-- DATASET ENTRIES follows --

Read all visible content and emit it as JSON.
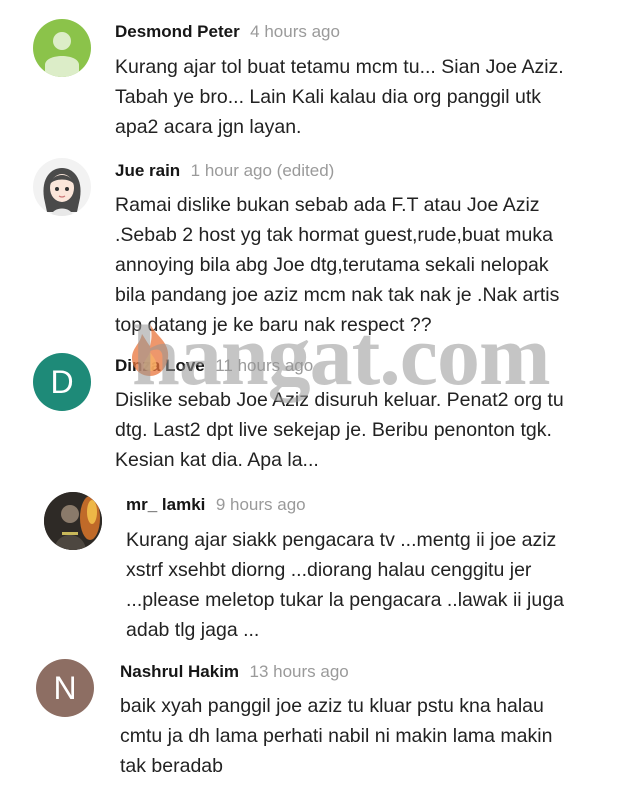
{
  "comments": [
    {
      "author": "Desmond Peter",
      "time": "4 hours ago",
      "text": "Kurang ajar tol buat tetamu mcm tu...  Sian Joe Aziz.\nTabah ye bro... Lain Kali kalau dia org panggil utk\napa2 acara jgn layan.",
      "avatar": {
        "kind": "generic-user-icon",
        "color": "#8bc34a"
      }
    },
    {
      "author": "Jue rain",
      "time": "1 hour ago (edited)",
      "text": "Ramai dislike bukan sebab ada F.T atau Joe Aziz\n.Sebab 2 host yg tak hormat guest,rude,buat muka\nannoying bila abg Joe dtg,terutama sekali nelopak\nbila pandang joe aziz mcm nak tak nak je .Nak artis\ntop datang je ke baru nak respect ??",
      "avatar": {
        "kind": "anime-girl-avatar-icon",
        "color": "#f2f2f2"
      }
    },
    {
      "author": "Dinza Love",
      "time": "11 hours ago",
      "text": "Dislike sebab Joe Aziz disuruh keluar. Penat2 org tu\ndtg. Last2 dpt live sekejap je. Beribu penonton tgk.\nKesian kat dia. Apa la...",
      "avatar": {
        "kind": "letter",
        "letter": "D",
        "color": "#1e8a78"
      }
    },
    {
      "author": "mr_ lamki",
      "time": "9 hours ago",
      "text": "Kurang ajar siakk pengacara tv ...mentg ii joe aziz\nxstrf xsehbt diorng ...diorang halau cenggitu jer\n...please meletop tukar la pengacara ..lawak ii juga\nadab tlg jaga ...",
      "avatar": {
        "kind": "photo-avatar-icon",
        "color": "#3b3530"
      }
    },
    {
      "author": "Nashrul Hakim",
      "time": "13 hours ago",
      "text": "baik xyah panggil joe aziz tu kluar pstu kna halau\ncmtu ja dh lama perhati nabil ni makin lama makin\ntak beradab",
      "avatar": {
        "kind": "letter",
        "letter": "N",
        "color": "#8d6e63"
      }
    }
  ],
  "watermark": {
    "text": "hangat.com",
    "icon": "flame-icon",
    "color": "#e8743b"
  }
}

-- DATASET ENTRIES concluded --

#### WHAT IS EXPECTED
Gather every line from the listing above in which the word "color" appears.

#### FINISHED TASK
        "color": "#8bc34a"
        "color": "#f2f2f2"
        "color": "#1e8a78"
        "color": "#3b3530"
        "color": "#8d6e63"
    "color": "#e8743b"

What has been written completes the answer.